### [Task to carry out]
Pull out every line of the listing below where "Start" appears.
- - - - - - -
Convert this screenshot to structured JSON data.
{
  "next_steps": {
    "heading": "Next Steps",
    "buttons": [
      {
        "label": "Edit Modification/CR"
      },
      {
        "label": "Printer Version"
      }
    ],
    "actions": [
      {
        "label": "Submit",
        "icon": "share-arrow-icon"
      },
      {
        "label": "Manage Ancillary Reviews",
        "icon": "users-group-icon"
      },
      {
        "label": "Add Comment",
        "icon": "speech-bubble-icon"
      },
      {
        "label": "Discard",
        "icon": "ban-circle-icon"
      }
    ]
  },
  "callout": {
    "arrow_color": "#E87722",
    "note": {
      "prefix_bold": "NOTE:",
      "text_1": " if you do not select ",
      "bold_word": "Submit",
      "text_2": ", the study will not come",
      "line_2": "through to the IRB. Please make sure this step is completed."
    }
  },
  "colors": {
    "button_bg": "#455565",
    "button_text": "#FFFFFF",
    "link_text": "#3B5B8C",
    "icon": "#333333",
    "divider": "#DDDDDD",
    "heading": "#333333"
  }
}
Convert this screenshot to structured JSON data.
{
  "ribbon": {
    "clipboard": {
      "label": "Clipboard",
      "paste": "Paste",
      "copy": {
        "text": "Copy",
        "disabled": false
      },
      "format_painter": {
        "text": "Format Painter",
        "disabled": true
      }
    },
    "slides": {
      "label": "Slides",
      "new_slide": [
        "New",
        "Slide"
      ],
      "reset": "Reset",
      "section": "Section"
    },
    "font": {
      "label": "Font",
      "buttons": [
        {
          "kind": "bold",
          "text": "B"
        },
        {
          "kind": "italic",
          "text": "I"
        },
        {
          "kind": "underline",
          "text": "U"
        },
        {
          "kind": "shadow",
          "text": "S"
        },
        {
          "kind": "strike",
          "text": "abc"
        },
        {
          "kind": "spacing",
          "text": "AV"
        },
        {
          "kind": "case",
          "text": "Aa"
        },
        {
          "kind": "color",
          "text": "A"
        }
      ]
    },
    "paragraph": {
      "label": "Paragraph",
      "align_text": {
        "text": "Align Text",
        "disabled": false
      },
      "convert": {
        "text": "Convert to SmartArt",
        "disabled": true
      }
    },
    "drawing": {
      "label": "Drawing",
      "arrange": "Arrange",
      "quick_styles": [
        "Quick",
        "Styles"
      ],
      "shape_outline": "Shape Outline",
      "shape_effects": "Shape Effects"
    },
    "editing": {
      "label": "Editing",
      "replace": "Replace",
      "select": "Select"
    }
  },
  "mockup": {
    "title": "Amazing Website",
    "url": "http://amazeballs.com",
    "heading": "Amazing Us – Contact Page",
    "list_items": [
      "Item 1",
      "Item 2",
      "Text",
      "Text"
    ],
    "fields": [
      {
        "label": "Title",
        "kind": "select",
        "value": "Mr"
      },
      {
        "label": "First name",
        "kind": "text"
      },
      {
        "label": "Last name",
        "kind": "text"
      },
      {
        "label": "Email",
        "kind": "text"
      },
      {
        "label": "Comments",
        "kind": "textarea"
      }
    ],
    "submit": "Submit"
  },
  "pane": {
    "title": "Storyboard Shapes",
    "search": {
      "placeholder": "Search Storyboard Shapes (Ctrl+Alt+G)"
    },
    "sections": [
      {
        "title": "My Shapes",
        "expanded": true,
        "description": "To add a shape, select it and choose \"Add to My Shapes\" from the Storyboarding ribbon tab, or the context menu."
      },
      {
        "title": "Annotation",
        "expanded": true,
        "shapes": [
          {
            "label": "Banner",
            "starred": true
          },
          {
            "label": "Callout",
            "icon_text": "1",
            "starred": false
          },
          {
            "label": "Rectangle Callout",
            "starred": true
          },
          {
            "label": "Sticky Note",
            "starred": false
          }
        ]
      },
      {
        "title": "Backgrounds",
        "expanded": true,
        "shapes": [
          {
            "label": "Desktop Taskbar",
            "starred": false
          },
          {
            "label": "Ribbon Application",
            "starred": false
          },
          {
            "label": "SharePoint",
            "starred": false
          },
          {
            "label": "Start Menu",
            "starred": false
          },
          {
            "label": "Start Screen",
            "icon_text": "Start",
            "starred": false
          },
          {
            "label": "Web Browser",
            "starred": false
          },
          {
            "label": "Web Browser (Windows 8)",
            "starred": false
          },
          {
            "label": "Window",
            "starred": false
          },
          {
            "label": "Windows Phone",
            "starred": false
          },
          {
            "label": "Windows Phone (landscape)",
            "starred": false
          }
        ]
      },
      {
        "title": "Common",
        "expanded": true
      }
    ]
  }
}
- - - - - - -
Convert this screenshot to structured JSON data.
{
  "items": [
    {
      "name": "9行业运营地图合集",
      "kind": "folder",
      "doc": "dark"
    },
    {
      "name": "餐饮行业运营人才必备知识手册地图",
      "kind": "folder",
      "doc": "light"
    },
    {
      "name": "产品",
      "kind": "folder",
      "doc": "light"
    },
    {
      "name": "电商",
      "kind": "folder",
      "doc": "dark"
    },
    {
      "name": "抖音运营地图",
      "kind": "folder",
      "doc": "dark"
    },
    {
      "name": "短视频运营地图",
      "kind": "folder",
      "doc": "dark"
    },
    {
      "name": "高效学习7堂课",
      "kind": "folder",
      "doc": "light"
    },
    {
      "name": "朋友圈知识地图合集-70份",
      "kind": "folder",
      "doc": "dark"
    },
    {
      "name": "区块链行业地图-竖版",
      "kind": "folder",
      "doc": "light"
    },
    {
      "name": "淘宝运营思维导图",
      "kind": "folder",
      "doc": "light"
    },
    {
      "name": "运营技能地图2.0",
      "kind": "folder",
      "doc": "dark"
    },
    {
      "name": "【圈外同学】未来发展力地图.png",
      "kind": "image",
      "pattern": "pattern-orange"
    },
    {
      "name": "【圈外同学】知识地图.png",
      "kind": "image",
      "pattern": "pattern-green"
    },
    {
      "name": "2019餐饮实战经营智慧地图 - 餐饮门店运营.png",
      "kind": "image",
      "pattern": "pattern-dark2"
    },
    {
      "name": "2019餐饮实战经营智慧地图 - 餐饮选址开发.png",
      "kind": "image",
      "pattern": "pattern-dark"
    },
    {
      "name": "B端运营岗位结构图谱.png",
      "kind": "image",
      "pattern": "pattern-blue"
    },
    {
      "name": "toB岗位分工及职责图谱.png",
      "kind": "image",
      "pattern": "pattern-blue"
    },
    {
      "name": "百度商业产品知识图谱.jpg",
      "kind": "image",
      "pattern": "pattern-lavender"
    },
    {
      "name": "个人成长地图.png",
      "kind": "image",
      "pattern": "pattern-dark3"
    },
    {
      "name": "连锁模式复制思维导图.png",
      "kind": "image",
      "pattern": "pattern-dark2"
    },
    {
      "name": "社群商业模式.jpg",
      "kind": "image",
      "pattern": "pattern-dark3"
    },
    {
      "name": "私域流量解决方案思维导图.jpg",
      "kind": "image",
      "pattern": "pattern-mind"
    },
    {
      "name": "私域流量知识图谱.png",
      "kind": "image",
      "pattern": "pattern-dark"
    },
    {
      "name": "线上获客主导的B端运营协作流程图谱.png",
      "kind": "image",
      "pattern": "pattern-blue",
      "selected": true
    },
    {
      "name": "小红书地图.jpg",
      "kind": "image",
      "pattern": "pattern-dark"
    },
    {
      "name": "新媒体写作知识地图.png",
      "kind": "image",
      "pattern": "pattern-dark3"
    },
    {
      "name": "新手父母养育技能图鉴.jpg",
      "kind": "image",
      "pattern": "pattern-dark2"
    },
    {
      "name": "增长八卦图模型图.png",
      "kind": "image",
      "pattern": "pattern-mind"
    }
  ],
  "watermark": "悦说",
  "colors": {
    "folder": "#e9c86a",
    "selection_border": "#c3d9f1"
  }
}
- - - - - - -
### [Task response]
            "label": "Start Menu",
            "label": "Start Screen",
            "icon_text": "Start",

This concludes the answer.